(Data records for software interfaces)
**********

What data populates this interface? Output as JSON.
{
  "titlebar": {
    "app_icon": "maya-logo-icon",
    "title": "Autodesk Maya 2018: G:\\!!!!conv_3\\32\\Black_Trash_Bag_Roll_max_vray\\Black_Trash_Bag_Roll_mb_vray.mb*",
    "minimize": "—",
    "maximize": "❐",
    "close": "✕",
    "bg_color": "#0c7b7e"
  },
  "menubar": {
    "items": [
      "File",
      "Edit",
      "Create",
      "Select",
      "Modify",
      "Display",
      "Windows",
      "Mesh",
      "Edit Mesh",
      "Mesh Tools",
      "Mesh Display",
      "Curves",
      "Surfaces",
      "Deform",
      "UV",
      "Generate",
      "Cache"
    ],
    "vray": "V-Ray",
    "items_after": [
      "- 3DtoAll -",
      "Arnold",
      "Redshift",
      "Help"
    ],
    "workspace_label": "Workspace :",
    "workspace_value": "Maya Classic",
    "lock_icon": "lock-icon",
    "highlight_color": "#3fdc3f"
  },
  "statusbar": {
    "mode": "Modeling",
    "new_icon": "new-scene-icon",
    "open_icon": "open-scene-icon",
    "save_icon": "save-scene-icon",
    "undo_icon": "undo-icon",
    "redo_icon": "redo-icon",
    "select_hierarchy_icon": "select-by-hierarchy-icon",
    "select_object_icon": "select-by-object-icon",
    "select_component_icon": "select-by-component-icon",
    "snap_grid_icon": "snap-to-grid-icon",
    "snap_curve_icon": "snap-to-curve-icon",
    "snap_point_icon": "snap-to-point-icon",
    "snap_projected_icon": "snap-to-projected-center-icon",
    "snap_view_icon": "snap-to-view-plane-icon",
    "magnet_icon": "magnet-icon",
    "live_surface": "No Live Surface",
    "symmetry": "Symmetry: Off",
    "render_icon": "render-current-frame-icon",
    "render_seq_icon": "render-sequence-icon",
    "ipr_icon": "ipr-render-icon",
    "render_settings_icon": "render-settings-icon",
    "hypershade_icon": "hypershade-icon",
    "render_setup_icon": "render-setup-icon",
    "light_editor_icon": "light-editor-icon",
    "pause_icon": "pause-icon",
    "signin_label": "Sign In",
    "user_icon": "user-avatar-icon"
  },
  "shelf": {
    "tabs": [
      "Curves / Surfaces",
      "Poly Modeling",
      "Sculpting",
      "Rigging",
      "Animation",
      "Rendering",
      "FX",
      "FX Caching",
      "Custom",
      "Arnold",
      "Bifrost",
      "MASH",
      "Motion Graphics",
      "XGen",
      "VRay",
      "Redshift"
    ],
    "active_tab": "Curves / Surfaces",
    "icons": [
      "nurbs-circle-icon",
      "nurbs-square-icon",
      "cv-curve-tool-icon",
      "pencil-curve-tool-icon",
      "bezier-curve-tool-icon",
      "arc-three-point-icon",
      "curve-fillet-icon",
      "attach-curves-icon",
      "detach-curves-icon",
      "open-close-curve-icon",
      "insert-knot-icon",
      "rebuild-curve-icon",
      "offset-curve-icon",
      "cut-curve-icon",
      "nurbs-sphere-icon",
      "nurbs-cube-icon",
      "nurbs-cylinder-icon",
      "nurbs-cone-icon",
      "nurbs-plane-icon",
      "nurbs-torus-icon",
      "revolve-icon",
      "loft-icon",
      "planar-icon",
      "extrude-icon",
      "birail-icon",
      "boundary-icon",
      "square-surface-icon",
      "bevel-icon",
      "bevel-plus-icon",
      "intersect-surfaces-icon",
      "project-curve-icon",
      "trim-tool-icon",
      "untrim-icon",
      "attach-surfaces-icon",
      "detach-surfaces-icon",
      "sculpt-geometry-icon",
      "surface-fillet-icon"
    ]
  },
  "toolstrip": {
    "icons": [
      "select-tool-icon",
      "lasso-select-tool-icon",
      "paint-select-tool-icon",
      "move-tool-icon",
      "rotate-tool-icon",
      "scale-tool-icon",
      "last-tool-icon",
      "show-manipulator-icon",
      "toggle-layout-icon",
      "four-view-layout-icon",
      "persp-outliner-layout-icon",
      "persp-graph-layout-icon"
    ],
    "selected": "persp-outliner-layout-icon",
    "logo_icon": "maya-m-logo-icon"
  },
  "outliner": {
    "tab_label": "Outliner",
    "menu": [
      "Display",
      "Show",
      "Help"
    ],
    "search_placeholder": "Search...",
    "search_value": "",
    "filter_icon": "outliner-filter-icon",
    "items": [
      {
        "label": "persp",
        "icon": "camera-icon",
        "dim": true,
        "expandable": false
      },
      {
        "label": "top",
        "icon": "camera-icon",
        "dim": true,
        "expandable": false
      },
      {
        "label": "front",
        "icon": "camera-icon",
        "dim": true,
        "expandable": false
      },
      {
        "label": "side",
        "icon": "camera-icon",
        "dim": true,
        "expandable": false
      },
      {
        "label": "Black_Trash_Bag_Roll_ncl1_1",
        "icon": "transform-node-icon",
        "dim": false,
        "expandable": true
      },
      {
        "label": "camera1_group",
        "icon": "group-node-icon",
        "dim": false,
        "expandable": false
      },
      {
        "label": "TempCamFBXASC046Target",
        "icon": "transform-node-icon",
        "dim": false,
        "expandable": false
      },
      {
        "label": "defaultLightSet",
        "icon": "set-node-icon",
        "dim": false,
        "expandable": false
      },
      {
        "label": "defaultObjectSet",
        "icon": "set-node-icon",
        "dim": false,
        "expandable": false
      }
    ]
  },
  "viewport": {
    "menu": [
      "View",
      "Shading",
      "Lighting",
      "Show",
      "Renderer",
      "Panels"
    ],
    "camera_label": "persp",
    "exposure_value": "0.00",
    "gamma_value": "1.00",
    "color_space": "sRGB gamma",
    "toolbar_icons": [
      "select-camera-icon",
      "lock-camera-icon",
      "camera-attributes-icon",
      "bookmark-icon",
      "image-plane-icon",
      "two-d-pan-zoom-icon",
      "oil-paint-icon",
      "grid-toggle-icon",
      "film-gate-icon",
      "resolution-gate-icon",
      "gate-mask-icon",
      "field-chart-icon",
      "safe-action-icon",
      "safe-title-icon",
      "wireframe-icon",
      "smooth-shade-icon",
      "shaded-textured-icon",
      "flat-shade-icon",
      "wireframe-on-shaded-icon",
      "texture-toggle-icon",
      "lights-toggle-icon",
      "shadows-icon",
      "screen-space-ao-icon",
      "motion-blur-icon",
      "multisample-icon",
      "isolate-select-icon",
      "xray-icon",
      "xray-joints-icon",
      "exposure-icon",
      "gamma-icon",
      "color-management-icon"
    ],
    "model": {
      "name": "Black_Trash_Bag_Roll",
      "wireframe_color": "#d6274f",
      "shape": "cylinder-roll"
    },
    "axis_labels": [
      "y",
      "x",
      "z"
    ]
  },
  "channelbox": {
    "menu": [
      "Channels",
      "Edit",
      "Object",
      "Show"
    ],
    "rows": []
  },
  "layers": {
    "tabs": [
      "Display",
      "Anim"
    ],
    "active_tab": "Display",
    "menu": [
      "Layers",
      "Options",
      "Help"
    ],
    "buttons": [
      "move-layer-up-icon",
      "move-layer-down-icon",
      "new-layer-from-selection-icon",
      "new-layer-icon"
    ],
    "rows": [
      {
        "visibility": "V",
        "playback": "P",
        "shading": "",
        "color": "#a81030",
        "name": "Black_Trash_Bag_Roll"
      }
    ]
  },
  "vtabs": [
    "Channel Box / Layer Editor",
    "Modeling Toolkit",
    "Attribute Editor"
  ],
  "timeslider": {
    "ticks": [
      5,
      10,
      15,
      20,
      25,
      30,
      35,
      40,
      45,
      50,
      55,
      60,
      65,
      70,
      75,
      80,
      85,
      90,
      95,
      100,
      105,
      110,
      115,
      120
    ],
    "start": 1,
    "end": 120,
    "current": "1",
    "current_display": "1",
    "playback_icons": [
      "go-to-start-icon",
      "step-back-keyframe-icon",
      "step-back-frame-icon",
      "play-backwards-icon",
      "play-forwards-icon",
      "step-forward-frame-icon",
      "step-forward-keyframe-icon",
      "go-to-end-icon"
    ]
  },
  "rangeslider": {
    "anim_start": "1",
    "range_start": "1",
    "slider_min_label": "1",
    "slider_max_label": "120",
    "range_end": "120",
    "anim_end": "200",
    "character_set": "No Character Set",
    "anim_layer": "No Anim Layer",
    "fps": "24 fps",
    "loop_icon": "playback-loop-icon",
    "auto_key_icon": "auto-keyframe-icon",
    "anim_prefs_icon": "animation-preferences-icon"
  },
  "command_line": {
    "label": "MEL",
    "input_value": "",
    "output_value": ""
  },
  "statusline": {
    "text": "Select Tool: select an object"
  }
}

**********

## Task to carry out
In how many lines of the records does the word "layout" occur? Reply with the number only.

## Response below
5